(Given information Opens)
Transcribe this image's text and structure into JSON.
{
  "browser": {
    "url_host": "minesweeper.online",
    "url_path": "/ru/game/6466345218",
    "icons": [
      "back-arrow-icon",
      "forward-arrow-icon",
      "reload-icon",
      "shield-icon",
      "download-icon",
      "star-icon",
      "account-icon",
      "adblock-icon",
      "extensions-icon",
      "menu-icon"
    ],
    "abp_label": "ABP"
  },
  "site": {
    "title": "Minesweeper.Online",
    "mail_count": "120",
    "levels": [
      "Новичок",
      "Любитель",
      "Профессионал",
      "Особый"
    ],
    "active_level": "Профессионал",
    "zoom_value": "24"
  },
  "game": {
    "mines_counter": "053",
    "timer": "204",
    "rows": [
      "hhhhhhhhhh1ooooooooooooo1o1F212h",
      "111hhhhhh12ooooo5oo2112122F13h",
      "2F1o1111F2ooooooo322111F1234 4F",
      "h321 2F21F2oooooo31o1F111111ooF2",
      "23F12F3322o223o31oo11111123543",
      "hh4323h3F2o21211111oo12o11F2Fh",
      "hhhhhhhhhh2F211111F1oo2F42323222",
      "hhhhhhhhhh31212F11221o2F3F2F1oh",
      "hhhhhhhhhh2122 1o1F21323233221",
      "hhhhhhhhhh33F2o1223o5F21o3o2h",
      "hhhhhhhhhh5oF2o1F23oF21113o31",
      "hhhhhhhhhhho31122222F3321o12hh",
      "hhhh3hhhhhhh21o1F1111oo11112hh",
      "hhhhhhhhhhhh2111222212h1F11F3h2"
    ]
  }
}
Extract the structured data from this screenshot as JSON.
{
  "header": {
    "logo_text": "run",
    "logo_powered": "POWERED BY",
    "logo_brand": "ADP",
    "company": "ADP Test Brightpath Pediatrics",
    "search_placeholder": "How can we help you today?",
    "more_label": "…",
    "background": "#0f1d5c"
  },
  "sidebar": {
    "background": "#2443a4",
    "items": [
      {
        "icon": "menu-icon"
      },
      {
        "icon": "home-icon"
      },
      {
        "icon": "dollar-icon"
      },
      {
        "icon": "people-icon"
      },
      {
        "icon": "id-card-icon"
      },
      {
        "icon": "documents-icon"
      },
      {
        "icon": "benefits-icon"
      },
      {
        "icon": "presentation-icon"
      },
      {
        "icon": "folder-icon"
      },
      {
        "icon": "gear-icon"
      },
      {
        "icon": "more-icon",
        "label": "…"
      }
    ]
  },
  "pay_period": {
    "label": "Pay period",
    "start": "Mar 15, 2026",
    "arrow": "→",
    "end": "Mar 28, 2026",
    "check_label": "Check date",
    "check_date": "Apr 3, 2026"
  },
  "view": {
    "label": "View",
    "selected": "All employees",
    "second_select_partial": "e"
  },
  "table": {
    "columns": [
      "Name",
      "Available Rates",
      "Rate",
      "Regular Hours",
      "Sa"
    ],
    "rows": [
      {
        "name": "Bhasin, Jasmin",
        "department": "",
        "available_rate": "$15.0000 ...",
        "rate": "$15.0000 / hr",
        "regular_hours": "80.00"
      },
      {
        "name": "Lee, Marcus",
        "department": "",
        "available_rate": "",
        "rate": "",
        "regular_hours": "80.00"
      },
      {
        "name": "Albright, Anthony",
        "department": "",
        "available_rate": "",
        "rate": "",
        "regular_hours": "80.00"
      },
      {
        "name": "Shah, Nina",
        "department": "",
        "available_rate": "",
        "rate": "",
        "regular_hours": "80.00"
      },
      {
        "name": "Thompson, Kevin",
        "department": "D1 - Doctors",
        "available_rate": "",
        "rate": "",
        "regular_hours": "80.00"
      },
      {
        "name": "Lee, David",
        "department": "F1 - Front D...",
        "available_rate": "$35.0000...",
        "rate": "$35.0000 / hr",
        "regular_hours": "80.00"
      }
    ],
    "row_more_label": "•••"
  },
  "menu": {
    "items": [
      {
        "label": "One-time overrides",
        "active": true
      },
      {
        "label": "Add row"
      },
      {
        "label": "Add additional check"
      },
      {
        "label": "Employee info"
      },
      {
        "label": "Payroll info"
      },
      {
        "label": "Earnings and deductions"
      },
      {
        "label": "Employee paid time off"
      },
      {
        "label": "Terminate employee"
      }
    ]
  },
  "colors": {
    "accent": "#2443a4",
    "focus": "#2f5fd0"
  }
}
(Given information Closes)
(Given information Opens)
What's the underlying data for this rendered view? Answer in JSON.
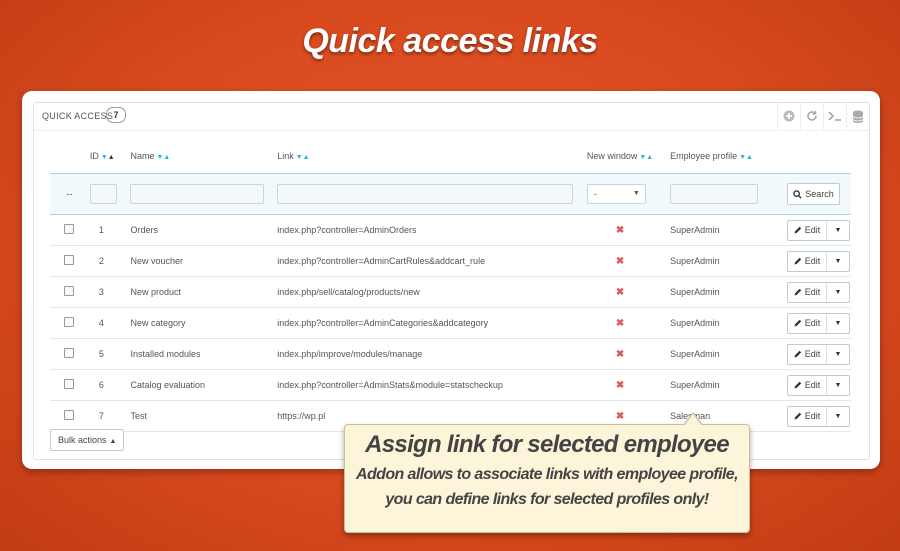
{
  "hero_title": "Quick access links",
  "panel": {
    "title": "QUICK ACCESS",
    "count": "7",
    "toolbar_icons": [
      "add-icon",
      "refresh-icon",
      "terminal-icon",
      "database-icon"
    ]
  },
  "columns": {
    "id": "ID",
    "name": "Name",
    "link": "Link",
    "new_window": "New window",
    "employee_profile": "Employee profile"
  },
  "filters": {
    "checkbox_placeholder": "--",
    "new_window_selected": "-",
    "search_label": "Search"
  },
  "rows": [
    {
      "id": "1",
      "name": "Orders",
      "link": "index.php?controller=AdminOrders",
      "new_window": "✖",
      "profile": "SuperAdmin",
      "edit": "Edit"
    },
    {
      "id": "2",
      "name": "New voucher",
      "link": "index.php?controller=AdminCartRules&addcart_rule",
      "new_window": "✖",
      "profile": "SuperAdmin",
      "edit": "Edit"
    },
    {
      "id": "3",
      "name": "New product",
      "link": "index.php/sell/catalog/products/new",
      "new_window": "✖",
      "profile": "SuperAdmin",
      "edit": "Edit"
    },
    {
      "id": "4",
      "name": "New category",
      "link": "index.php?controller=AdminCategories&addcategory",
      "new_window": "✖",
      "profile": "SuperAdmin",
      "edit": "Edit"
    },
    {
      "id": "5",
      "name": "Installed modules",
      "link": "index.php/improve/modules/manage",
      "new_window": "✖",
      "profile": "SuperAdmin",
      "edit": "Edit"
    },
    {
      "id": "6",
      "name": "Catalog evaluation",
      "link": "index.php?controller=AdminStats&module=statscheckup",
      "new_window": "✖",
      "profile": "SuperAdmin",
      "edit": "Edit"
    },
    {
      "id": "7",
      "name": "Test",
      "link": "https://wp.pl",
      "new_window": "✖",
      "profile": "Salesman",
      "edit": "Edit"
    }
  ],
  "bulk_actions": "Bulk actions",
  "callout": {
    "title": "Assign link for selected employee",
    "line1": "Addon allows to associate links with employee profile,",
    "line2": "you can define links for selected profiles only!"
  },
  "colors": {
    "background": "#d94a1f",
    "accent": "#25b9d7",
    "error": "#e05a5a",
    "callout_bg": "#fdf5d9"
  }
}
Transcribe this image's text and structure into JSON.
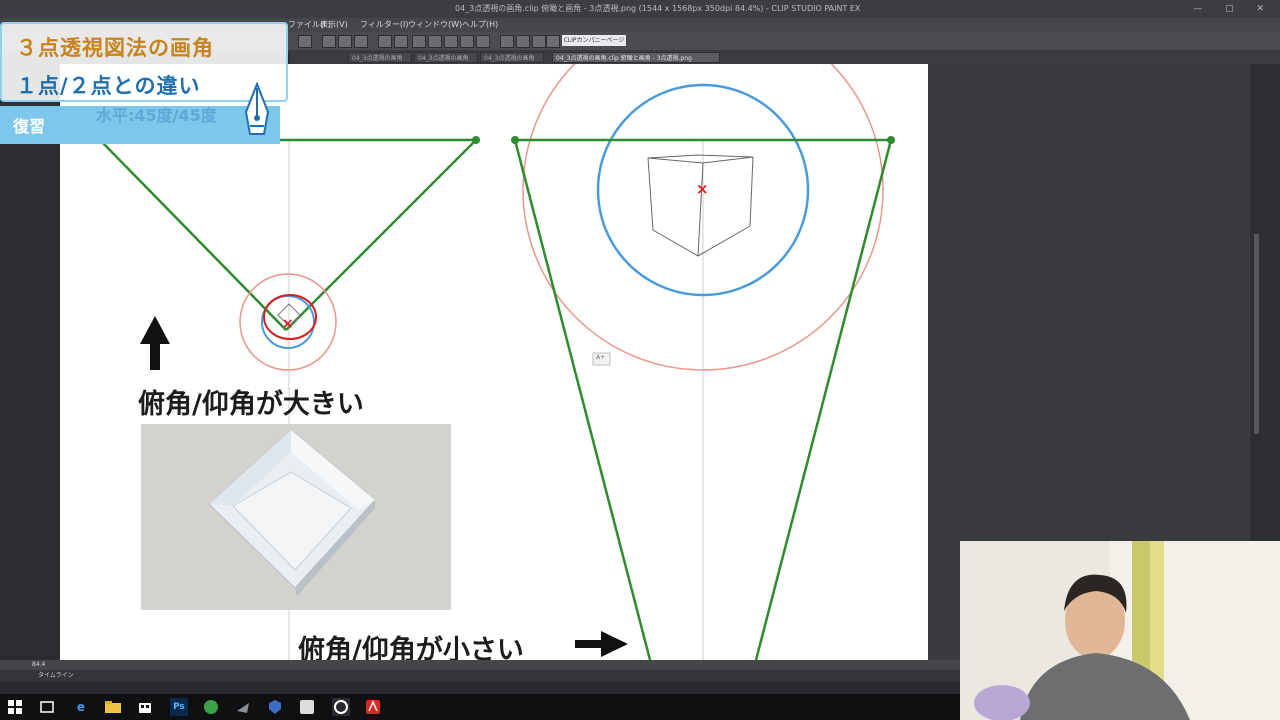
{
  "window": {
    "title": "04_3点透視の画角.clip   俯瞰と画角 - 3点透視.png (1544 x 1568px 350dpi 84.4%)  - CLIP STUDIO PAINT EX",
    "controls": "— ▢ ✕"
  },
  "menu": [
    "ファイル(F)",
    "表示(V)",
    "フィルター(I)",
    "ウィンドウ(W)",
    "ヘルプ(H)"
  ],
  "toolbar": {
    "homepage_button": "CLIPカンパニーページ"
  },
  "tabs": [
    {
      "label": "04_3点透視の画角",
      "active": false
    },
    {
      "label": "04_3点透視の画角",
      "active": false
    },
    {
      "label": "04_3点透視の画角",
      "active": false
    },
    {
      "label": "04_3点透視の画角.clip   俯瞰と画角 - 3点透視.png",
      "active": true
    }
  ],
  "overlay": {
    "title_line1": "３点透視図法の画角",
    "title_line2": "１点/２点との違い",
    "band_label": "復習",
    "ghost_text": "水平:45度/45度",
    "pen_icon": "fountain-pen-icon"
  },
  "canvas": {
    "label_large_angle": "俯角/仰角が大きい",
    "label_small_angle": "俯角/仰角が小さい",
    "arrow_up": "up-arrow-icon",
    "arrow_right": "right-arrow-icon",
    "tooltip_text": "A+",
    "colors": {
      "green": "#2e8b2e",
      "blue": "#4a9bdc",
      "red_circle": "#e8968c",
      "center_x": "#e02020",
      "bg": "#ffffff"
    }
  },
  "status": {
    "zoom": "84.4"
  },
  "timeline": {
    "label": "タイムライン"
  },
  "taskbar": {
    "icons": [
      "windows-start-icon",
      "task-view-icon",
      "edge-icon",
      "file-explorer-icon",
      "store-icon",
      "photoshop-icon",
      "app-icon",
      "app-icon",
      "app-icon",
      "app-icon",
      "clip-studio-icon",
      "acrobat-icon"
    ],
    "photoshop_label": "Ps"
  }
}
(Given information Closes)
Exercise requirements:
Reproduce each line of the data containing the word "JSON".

Answer to the exercise:
Transcribe this image's text and structure into JSON.
Extract the structured data from this screenshot as JSON.
What's the underlying data for this rendered view? Answer in JSON.
Transcribe this image's text and structure into JSON.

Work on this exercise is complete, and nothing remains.